What made “Captain America: Winter Soldier” such an astonishingly good action film is that at a time when Marvel movies keep getting bigger, the Russo brothers dared to think small. Long stretches of the film are a nimble two-hander, giving Chris Evans and Scarlett Johansson some of their finest material to date. (It’s also the only time Black Widow has felt like a human person, rather than a narrative afterthought in a skin-tight leather suit.) The taut film took its cues from paranoid political thrillers of the 1970s, including “The China Syndrome” and “Three Days of the Condor.” It wasn’t happenstance, after all, that “Winter Soldier” co-starred Robert Redford, who appeared in the latter.

The “Captain America” sequel is perhaps the closest thing that Marvel will see to a true auteurist vision, as the studio continues to move away from the singular to the focus-grouped. Their loss could be DC’s gain. After Patty Jenkins was dropped from “Thor 2,” the director—who helped Charlize Theron win an Oscar for “Monster”—found her way to “Wonder Woman.” Slated for release in 2017, the long-gestating film will finally give Diana Prince the franchise she deserves. Gal Gadot, who is set to fly the superhero’s invisible plane, was a standout in the rancid dumpster fire that was “Batman v Superman,” despite the actress’ limited screentime.

Audiences will have to wait another year to see if Warner Bros. learned anything from its brand synergy facepalm, which amounted to two terrible movies for the price of one. But in the meantime, there’s hope the studio could do right by Bruce Wayne and Clark Kent in the future. Ben Affleck has reportedly written the script for the WB’s attempt to relaunch the Batman franchise, and the actor has certainly proven himself a force to be reckoned with behind the camera. He co-wrote the screenplays to the acclaimed genre films “The Town” and “Gone Baby Gone,” while directing “Argo” to a Best Picture trophy. Affleck will also sit in the executive producer’s chair on “Justice League.”

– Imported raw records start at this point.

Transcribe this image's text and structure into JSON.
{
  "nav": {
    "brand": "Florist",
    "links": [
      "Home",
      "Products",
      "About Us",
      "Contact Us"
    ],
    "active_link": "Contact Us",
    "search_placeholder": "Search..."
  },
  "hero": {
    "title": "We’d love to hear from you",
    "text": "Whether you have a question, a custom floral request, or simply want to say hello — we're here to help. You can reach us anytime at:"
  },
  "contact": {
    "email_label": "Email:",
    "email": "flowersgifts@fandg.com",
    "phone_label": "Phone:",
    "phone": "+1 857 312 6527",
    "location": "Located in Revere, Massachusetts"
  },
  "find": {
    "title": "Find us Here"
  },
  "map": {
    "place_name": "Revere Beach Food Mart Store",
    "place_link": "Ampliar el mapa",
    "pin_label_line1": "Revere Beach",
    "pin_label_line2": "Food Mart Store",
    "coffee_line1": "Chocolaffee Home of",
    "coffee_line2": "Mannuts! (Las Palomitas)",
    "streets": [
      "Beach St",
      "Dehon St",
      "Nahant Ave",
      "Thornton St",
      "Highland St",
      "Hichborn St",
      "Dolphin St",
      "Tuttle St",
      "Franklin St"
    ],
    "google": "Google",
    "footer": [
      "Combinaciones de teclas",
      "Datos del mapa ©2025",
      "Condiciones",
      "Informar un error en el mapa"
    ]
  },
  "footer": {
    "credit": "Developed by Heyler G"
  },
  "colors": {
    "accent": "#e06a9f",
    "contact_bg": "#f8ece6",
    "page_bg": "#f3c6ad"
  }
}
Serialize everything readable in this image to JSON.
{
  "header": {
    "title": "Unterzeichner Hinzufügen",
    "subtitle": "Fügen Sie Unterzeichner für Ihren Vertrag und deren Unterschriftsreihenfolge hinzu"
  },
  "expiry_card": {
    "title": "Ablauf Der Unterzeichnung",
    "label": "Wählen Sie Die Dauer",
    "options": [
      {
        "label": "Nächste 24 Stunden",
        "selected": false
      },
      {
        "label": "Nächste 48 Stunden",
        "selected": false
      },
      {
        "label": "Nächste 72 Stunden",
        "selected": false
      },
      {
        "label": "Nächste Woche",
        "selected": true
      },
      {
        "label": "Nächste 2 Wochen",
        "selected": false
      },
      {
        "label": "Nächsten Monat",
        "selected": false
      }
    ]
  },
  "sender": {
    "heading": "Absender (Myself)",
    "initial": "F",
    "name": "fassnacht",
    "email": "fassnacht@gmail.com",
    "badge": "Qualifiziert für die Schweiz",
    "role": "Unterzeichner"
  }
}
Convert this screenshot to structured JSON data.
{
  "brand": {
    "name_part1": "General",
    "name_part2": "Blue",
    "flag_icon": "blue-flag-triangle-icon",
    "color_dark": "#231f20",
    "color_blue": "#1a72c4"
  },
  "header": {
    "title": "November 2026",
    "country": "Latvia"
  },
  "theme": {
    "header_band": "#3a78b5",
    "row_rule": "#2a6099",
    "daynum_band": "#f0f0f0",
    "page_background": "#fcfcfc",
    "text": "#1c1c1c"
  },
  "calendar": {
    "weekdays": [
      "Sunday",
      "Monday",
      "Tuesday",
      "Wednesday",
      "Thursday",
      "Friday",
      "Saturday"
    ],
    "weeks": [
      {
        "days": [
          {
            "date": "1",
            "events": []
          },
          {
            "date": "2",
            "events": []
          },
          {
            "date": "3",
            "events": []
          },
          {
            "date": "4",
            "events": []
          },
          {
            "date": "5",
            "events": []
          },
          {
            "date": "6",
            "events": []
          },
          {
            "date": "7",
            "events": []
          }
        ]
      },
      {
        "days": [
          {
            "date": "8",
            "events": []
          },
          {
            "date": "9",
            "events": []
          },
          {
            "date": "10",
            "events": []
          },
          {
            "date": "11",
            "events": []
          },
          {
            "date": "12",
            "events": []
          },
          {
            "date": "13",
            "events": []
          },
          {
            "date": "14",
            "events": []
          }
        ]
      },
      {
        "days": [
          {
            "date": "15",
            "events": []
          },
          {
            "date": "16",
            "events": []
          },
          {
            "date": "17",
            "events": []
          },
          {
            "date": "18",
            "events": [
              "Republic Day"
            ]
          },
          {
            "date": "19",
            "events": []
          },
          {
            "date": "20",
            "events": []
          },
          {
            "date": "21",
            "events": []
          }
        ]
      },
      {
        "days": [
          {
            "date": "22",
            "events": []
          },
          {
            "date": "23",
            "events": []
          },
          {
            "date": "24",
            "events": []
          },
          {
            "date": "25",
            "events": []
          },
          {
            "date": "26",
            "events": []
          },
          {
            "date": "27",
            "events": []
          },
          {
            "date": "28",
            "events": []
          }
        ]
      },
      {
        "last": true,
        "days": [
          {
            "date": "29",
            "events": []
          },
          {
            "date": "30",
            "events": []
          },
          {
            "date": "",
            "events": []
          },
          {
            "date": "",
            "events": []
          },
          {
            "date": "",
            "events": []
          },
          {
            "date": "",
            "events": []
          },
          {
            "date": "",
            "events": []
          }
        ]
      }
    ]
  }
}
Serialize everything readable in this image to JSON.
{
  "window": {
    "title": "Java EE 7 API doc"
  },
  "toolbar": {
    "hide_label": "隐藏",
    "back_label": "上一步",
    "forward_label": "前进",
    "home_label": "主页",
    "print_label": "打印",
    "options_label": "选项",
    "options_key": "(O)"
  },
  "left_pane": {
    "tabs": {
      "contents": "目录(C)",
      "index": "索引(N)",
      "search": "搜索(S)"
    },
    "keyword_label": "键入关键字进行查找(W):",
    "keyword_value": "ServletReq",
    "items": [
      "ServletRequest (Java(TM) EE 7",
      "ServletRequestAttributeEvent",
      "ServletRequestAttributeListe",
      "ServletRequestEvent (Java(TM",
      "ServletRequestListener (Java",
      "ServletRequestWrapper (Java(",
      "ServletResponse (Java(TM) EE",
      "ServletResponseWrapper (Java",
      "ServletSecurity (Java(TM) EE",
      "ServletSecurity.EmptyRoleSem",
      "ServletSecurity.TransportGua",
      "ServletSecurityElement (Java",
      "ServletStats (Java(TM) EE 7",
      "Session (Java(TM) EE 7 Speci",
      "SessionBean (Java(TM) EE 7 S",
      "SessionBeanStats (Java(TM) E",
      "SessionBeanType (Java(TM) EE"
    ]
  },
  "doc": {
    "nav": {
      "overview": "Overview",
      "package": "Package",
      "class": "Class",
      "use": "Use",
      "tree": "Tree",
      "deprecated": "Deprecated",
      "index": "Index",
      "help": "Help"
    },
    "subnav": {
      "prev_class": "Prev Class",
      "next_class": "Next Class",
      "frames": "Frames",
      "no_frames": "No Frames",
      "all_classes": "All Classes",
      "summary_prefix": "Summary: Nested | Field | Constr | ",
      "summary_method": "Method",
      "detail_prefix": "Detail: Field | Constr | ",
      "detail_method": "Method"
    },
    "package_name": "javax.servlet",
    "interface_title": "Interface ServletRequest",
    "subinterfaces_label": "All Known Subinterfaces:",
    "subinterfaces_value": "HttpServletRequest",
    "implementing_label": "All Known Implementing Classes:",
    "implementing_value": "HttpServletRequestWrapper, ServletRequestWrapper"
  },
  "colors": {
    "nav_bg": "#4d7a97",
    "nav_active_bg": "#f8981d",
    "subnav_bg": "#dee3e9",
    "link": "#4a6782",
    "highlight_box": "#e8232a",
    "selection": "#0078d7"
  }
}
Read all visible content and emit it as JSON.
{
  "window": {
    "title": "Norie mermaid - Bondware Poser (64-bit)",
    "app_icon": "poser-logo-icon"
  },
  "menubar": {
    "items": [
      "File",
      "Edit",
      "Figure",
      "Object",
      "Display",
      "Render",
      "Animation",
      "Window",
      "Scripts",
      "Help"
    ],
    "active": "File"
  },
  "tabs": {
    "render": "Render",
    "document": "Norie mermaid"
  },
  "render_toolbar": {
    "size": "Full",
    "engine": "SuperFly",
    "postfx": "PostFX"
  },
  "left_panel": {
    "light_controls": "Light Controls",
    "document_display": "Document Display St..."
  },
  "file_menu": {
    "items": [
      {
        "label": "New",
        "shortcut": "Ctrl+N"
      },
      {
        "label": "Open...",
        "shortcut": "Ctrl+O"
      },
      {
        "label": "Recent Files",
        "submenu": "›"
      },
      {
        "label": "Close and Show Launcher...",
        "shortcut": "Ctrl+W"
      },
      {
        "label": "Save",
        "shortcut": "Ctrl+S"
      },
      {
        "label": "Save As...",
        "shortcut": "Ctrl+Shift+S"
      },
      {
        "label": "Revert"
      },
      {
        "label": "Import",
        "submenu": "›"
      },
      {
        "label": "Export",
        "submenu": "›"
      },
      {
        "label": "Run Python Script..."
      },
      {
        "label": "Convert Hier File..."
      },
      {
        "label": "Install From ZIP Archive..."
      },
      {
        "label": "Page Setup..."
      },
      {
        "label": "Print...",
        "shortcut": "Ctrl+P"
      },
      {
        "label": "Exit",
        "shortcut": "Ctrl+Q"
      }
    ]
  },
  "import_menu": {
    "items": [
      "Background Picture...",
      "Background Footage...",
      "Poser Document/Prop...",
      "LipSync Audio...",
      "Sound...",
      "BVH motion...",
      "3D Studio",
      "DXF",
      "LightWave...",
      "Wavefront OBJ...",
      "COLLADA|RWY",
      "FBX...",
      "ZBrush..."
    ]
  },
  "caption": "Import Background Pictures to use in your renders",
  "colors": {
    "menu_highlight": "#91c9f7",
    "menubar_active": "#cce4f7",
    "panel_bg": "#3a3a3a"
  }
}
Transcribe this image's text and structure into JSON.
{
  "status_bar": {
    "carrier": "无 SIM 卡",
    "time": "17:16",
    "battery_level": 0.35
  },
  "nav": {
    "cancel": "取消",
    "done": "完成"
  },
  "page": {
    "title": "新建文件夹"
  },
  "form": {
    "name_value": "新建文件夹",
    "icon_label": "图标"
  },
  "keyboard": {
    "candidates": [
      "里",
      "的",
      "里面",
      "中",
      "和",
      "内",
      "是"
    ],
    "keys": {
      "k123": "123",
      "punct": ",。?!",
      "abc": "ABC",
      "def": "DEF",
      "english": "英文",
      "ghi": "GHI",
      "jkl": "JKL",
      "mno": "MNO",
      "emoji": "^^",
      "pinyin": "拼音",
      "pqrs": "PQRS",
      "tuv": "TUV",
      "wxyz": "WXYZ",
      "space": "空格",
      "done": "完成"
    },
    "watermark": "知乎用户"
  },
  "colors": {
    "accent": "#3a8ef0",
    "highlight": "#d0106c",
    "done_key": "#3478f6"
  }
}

DC and Warner Bros. have a long way to go in crafting a cinematic universe to rival the empire Marvel has amassed. But for now, they appear to doing the one thing the MCU never has: giving talented directors the creative freedom to help them build it.

Nico Lang